Bringing the theme of work back on the political agenda. How? With whom? The answer to the last question seems obvious: with the workers themselves. Getting to know them again, these unknowns. Getting them to speak again, these mutes. Bringing the place of work back into the non-places of today’s politics.(Tronti)
If international developments are any guide, in coming years there will be major social struggles in Australia over these and other issues. Workers would be best served by starting a conversation based around how to secure their collective interests, whether or not they are part of a union. It is a conversation that should not be delayed by the distant hope the existing union movement will solve it by itself.(Humphrys and Tietze 2014)
This is part one of our investigation into our days at work, experiences of work, the various forms of worker self-activity and the positives and negatives of our experiences with unions. We are talking to Michael who works for Qld Rail.
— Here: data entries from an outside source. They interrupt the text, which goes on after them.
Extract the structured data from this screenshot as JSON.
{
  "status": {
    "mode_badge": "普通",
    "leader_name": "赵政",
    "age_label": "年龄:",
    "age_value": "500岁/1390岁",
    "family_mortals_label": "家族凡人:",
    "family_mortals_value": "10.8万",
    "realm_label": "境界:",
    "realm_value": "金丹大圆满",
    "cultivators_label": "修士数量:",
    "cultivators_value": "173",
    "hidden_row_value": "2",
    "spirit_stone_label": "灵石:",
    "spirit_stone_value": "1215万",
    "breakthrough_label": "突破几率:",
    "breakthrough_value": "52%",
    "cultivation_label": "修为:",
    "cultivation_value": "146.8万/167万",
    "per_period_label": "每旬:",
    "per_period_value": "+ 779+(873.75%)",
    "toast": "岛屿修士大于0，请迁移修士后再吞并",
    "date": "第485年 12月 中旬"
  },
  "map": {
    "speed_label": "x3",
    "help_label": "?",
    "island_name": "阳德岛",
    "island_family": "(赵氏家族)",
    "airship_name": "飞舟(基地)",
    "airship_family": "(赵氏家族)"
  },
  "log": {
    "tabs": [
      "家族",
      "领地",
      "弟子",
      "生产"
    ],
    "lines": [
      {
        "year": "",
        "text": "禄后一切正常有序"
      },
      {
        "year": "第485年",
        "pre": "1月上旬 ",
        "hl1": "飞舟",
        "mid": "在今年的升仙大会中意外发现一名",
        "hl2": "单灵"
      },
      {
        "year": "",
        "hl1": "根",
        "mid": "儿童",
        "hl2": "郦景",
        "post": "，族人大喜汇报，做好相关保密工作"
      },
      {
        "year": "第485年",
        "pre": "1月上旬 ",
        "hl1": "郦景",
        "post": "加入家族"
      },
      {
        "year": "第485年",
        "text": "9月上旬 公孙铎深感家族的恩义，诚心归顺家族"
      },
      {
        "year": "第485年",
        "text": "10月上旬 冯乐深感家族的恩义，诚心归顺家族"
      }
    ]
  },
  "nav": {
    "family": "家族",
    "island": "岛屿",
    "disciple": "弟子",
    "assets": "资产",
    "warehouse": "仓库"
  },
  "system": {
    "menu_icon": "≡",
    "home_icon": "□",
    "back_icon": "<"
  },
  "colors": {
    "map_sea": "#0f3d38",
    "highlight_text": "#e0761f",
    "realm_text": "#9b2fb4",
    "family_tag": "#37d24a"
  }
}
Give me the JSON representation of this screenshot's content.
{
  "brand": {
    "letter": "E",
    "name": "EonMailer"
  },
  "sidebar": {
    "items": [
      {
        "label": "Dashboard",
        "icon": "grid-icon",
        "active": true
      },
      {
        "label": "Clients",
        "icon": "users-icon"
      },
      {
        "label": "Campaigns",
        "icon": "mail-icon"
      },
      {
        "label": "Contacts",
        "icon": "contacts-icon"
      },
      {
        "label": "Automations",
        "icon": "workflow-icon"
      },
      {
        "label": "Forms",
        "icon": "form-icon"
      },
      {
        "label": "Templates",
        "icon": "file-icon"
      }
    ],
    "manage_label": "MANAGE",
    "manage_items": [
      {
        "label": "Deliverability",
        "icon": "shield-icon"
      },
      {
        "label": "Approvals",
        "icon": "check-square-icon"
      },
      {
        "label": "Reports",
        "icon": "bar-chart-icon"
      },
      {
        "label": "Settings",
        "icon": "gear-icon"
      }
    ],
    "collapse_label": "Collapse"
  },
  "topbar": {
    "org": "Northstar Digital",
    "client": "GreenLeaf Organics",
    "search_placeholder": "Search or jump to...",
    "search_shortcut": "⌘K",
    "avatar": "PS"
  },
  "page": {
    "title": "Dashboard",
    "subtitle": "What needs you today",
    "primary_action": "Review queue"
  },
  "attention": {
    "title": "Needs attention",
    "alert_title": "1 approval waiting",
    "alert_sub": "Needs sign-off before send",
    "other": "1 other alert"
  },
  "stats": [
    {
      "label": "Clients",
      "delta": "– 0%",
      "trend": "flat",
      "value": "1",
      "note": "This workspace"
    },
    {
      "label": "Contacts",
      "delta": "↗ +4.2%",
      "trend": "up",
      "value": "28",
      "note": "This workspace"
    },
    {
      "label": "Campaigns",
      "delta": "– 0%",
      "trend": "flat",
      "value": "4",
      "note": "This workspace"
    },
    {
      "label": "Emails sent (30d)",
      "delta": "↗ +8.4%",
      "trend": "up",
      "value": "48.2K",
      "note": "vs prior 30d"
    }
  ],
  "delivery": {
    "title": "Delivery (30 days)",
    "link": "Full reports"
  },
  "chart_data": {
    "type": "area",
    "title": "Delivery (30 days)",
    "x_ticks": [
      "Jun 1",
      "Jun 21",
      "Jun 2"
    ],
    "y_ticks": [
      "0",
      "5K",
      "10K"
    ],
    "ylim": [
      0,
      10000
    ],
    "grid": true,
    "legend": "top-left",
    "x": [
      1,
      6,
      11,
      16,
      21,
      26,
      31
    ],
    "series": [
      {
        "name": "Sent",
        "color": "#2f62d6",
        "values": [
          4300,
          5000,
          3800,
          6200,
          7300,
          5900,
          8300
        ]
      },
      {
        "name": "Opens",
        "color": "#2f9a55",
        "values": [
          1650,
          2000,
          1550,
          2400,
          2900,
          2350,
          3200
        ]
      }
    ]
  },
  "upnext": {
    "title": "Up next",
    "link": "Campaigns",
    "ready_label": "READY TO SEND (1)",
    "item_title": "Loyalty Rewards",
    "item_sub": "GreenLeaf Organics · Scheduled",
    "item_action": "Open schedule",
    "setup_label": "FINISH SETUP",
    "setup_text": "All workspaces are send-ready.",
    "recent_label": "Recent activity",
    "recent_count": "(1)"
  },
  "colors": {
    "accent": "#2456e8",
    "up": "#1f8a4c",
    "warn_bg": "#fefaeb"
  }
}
You will hear Renee, Tom, Dave & Rob ( and Arlo in the background). Hopefully you will be able to subscribe via iTunes soon.
Humphrys, Elizabeth, and Tad Tietze. 2014. Qantas and Job Losses: The Reality of Union Decline Must Be Faced. theguardian Comment is Free 2014 [cited 22nd March 2014]. Available from http://www.theguardian.com/commentisfree/2014/mar/05/how-relevant-are-australian-unions.
Tronti, Mario. 2012. Politics at Work [cited 30th December 2012]. Available from http://libcom.org/library/politics-work.